Seems that mommy talks to herself. A lot. Seems that every time she talks to herself, or hums a little song, or argues with her hard drive, he thinks she is talking to him. Seems that sometimes she even answers herself, and it is just more than this man-child can handle while trying to concentrate on peroxisomes and eukaryotic cells.

Therein lies the difference between sons and daughters. The girl could have worked there just fine. She could have hummed along with me, played "Six Degrees of Kevin Bacon", and still memorized the periodic table of elements (though why anyone needs to know there are seven stable isotopes of mercury, is beyond me). But not so the boy. He has been quietly leaving the room for 3 years just to avoid hurting my feelings and telling me that when I talk to myself it drives him crazy enough to want to "sneak into my room at night and stick Q-tips up my nose."

If that's not the basis for a great mother-son relationship, I don't know what is.

(from Sept 09)

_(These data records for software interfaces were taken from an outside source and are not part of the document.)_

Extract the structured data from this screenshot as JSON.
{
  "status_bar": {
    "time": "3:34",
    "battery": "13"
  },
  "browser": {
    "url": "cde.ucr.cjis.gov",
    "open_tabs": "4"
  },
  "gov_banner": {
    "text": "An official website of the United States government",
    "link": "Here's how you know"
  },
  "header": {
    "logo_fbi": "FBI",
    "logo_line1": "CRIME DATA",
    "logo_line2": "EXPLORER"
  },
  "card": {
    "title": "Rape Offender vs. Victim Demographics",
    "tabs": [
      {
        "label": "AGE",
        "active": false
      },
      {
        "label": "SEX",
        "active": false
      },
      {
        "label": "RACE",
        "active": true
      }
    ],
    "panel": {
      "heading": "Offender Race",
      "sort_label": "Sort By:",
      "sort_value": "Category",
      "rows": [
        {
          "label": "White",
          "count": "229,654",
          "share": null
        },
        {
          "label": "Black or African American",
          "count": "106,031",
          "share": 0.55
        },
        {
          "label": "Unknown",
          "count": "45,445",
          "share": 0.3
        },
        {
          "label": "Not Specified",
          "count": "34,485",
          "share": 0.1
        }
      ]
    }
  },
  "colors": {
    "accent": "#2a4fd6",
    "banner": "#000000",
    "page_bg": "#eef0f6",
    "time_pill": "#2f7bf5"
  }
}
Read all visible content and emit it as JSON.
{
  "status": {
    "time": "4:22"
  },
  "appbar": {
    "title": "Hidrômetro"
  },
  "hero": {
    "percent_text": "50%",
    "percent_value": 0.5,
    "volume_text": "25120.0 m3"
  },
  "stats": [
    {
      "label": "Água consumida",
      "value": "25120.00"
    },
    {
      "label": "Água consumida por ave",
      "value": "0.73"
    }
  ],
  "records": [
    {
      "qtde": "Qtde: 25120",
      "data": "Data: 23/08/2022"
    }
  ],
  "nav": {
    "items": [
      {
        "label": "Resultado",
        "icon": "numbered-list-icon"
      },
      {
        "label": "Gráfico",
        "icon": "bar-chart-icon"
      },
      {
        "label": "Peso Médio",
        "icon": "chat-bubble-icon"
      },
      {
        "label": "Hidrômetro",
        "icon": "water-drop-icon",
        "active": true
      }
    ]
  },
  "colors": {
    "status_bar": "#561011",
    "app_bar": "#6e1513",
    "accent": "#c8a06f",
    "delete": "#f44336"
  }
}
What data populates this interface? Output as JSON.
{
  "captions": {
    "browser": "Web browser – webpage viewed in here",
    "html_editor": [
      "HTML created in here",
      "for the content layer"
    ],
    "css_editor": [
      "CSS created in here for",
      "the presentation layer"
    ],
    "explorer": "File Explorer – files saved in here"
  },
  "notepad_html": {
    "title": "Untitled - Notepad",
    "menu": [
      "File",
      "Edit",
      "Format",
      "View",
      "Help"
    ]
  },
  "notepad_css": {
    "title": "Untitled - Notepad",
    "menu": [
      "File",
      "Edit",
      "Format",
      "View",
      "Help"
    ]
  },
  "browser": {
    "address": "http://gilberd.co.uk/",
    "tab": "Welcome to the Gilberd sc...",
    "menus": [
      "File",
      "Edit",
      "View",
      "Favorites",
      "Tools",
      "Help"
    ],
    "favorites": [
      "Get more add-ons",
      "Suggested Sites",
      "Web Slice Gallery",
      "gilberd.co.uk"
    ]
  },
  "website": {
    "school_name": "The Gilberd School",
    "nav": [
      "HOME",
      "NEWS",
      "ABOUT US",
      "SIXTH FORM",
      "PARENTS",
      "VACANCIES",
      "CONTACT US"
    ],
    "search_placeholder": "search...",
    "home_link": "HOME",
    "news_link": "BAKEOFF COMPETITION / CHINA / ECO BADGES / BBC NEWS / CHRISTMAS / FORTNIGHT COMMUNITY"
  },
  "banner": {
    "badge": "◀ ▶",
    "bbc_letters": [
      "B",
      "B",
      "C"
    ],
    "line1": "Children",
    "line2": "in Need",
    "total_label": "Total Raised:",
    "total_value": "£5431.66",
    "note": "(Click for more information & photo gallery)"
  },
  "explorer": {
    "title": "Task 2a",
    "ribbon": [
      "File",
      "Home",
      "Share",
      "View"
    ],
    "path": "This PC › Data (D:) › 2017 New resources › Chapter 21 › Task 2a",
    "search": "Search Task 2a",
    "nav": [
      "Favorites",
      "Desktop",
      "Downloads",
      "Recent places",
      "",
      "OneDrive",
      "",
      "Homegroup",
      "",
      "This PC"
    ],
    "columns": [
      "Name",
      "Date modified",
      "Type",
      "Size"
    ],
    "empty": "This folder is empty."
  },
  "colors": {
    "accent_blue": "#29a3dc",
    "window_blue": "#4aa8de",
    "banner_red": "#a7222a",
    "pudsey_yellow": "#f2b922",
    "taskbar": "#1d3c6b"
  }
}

* The "Incident at McAllister's" refers to us throwing straw wrappers at each other. I threw one that landed IN his ear. He gave me a "WHAT THE??" look and I merely commented that it was easy - his ears being the largest target on his body. He proceeded to wad up a straw wrapper and throw it directly at my backside, implying exactly what you think he was implying.